Output all entries exactly as they appear and skip the pictures.
START Provided records
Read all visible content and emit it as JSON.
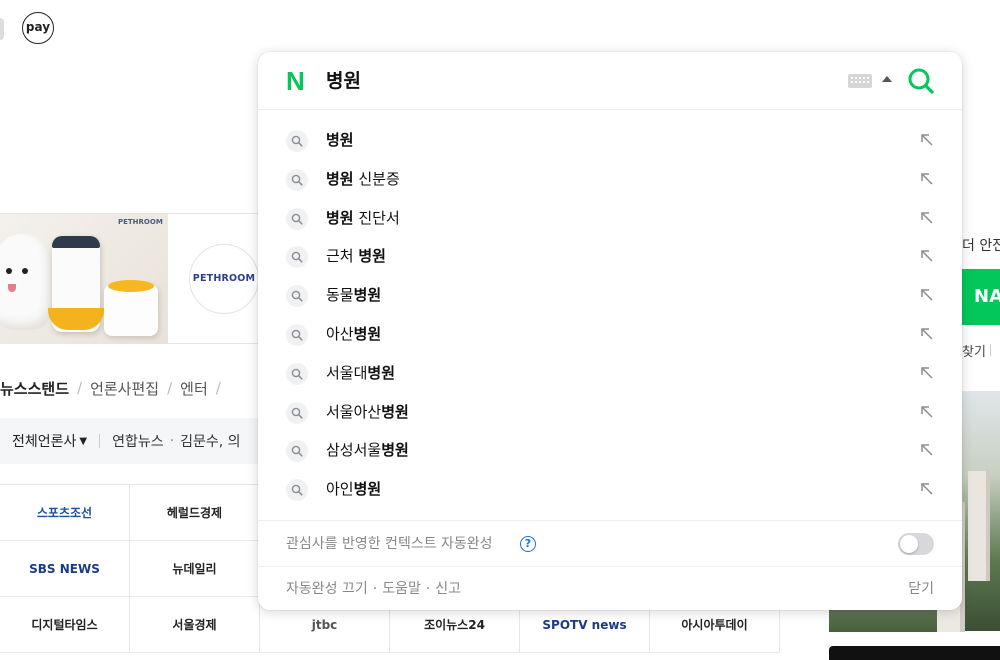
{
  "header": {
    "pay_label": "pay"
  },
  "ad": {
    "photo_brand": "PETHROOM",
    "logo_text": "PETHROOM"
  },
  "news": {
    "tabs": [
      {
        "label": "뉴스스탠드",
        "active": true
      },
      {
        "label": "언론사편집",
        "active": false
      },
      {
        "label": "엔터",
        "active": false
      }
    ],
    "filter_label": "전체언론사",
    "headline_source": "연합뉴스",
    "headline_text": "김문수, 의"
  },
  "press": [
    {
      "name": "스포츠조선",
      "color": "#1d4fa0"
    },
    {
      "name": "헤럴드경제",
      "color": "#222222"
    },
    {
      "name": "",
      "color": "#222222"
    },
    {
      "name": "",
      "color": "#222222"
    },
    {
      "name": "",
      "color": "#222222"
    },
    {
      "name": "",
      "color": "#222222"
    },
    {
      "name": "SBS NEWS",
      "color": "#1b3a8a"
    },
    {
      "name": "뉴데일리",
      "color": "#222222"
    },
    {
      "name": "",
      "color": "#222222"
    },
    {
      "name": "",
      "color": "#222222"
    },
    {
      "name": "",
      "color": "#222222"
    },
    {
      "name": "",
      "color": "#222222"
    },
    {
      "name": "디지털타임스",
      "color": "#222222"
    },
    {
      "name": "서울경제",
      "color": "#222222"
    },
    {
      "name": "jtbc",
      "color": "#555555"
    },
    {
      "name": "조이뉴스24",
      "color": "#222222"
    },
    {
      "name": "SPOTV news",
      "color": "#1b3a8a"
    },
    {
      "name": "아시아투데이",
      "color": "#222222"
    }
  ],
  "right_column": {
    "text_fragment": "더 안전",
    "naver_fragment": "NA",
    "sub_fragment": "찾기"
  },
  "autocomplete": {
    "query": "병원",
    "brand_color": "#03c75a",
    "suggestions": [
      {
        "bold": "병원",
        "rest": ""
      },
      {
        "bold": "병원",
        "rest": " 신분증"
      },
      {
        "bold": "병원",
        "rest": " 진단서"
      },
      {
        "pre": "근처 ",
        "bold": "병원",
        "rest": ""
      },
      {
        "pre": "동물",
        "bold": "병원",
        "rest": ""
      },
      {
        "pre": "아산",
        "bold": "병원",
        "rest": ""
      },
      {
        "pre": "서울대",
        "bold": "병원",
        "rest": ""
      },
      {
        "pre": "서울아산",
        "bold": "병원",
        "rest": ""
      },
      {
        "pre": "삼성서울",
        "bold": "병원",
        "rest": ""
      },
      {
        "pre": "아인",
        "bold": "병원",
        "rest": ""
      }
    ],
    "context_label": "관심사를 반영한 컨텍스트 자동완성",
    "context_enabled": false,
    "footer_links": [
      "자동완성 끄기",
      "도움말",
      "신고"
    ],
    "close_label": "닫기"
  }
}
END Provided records
— Task output —
Read all visible content and emit it as JSON.
{
  "header": {
    "pay_label": "pay"
  },
  "ad": {
    "photo_brand": "PETHROOM",
    "logo_text": "PETHROOM"
  },
  "news": {
    "tabs": [
      {
        "label": "뉴스스탠드",
        "active": true
      },
      {
        "label": "언론사편집",
        "active": false
      },
      {
        "label": "엔터",
        "active": false
      }
    ],
    "filter_label": "전체언론사",
    "headline_source": "연합뉴스",
    "headline_text": "김문수, 의"
  },
  "press": [
    {
      "name": "스포츠조선",
      "color": "#1d4fa0"
    },
    {
      "name": "헤럴드경제",
      "color": "#222222"
    },
    {
      "name": "",
      "color": "#222222"
    },
    {
      "name": "",
      "color": "#222222"
    },
    {
      "name": "",
      "color": "#222222"
    },
    {
      "name": "",
      "color": "#222222"
    },
    {
      "name": "SBS NEWS",
      "color": "#1b3a8a"
    },
    {
      "name": "뉴데일리",
      "color": "#222222"
    },
    {
      "name": "",
      "color": "#222222"
    },
    {
      "name": "",
      "color": "#222222"
    },
    {
      "name": "",
      "color": "#222222"
    },
    {
      "name": "",
      "color": "#222222"
    },
    {
      "name": "디지털타임스",
      "color": "#222222"
    },
    {
      "name": "서울경제",
      "color": "#222222"
    },
    {
      "name": "jtbc",
      "color": "#555555"
    },
    {
      "name": "조이뉴스24",
      "color": "#222222"
    },
    {
      "name": "SPOTV news",
      "color": "#1b3a8a"
    },
    {
      "name": "아시아투데이",
      "color": "#222222"
    }
  ],
  "right_column": {
    "text_fragment": "더 안전",
    "naver_fragment": "NA",
    "sub_fragment": "찾기"
  },
  "autocomplete": {
    "query": "병원",
    "brand_color": "#03c75a",
    "suggestions": [
      {
        "bold": "병원",
        "rest": ""
      },
      {
        "bold": "병원",
        "rest": " 신분증"
      },
      {
        "bold": "병원",
        "rest": " 진단서"
      },
      {
        "pre": "근처 ",
        "bold": "병원",
        "rest": ""
      },
      {
        "pre": "동물",
        "bold": "병원",
        "rest": ""
      },
      {
        "pre": "아산",
        "bold": "병원",
        "rest": ""
      },
      {
        "pre": "서울대",
        "bold": "병원",
        "rest": ""
      },
      {
        "pre": "서울아산",
        "bold": "병원",
        "rest": ""
      },
      {
        "pre": "삼성서울",
        "bold": "병원",
        "rest": ""
      },
      {
        "pre": "아인",
        "bold": "병원",
        "rest": ""
      }
    ],
    "context_label": "관심사를 반영한 컨텍스트 자동완성",
    "context_enabled": false,
    "footer_links": [
      "자동완성 끄기",
      "도움말",
      "신고"
    ],
    "close_label": "닫기"
  }
}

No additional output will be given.